    In John Milton’s Paradise Lost he writes a story of the downfall of Satan followed by humanity. Satan becomes the ultimate antagonist and truly faces a downfall due to his hubris and ambitious personality. Satan’s fall from a very prestigious position clarifies him enough to be considered as a tragic hero; however, the reasons behind his fall truly prove him to be the text book version of a tragic hero. Whether it be his relentless desire to be at the same position as God, or his desire to ruin the

  • Power Of Words In Julius Caesar

    1069 Words  | 5 Pages

    effectiveness of words is displayed in George W. Bush’s, “A Great People Has Been Moved to Defend a Great Nation". His puissant speech, similar to the speeches of Mark Antony and Brutus, is used to coerce the audience. These speeches, given prior to a tragedy, are used to motivate their vulnerable audience

  • Why Is Brutus A Hero

    1071 Words  | 5 Pages

    Julius Caesar, is a play based on the true events that occurred in Roman history. The play follows the fictional lives of Caesar and his people leading up to, and after his assassination. Several characters can be labeled as both villainous and heroic at different points in the play due to their actions, however, this does not apply to the character of Marcus Junius Brutus, who remains a hero through the entire play. Brutus is a hero for several reasons, The first reason Brutus is considered to

  • Morality In William Shakespeare's The Tragedy Of Macbeth

    723 Words  | 3 Pages
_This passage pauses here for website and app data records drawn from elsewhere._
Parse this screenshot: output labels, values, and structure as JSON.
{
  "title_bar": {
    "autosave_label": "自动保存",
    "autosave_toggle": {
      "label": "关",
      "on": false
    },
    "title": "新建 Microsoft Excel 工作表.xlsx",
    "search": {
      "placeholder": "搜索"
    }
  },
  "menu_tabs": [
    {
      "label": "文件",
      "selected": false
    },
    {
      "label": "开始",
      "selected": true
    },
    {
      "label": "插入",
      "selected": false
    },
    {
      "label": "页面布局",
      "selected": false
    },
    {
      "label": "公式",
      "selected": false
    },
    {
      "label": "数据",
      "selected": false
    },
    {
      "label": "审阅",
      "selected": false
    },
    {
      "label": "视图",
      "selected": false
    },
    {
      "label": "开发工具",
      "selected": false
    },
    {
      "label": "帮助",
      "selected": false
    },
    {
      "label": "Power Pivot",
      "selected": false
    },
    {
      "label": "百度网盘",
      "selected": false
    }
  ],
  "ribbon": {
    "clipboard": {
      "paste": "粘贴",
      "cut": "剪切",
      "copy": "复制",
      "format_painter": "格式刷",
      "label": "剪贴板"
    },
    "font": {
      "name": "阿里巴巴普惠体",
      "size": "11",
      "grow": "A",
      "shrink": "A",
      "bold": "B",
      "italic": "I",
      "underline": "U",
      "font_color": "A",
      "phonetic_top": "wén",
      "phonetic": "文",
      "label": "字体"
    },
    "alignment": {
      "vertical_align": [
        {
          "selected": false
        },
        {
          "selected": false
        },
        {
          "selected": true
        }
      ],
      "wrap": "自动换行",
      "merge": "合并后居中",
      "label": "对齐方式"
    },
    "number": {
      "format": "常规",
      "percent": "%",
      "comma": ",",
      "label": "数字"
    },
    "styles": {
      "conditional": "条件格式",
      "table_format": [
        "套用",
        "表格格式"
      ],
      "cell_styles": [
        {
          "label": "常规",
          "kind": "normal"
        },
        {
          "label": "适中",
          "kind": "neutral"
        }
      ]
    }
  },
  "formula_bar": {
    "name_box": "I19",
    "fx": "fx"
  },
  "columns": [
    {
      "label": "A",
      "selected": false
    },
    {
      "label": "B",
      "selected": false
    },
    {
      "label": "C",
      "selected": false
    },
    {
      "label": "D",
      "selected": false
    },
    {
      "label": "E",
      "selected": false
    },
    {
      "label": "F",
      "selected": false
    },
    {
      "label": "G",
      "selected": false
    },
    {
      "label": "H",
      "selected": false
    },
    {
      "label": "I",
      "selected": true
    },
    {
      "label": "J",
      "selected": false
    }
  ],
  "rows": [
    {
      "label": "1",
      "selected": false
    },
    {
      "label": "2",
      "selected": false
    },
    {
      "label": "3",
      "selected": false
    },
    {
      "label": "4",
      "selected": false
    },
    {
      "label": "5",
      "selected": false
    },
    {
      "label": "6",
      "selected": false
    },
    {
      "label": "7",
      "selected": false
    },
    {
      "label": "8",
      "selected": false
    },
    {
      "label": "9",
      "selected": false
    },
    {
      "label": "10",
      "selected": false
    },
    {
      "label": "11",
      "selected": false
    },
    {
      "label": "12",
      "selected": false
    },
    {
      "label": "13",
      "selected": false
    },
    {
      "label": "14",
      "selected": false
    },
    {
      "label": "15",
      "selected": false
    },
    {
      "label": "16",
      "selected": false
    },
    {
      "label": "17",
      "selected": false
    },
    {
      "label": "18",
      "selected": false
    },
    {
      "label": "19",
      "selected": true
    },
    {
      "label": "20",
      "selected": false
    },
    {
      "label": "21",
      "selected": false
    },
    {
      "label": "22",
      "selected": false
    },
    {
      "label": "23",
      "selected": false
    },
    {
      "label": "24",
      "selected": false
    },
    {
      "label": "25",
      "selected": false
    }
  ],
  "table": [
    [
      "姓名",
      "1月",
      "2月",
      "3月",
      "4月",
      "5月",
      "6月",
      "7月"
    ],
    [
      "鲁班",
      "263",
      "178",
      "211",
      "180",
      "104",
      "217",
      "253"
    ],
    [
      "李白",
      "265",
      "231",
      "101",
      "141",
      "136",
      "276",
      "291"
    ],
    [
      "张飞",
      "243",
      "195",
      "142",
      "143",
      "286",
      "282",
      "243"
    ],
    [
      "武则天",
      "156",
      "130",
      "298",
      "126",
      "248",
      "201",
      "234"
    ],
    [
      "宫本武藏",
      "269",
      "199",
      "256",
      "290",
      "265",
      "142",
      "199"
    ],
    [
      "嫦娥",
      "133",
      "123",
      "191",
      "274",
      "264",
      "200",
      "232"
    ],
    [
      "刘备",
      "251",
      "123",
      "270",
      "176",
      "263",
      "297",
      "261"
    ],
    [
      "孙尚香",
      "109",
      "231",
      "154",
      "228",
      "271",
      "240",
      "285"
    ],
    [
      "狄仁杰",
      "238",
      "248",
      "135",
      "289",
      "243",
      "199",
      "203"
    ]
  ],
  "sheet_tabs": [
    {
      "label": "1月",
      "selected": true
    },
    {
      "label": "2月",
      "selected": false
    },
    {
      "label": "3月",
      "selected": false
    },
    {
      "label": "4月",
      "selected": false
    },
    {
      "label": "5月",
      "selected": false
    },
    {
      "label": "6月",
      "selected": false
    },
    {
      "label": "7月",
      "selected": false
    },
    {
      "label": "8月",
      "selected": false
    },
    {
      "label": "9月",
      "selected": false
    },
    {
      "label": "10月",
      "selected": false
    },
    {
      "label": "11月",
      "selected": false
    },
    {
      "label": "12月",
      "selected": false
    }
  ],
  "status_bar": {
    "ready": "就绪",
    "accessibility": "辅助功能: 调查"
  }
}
    The Tragedy of Macbeth is a play written by Shakespeare, an old English playwright, in 1606. It was published during the reign of King James I of Scotland and tells the story of a king and his tyrannical rise to power in Scotland. In 1513, Niccolo Machiavelli wrote The Prince, which is a written set of criteria that is supposed to be met by any good ruler. Focusing on chapters seventeen and eighteen of The Prince, one can come to conclude that King Macbeth does not meet such criteria. With that,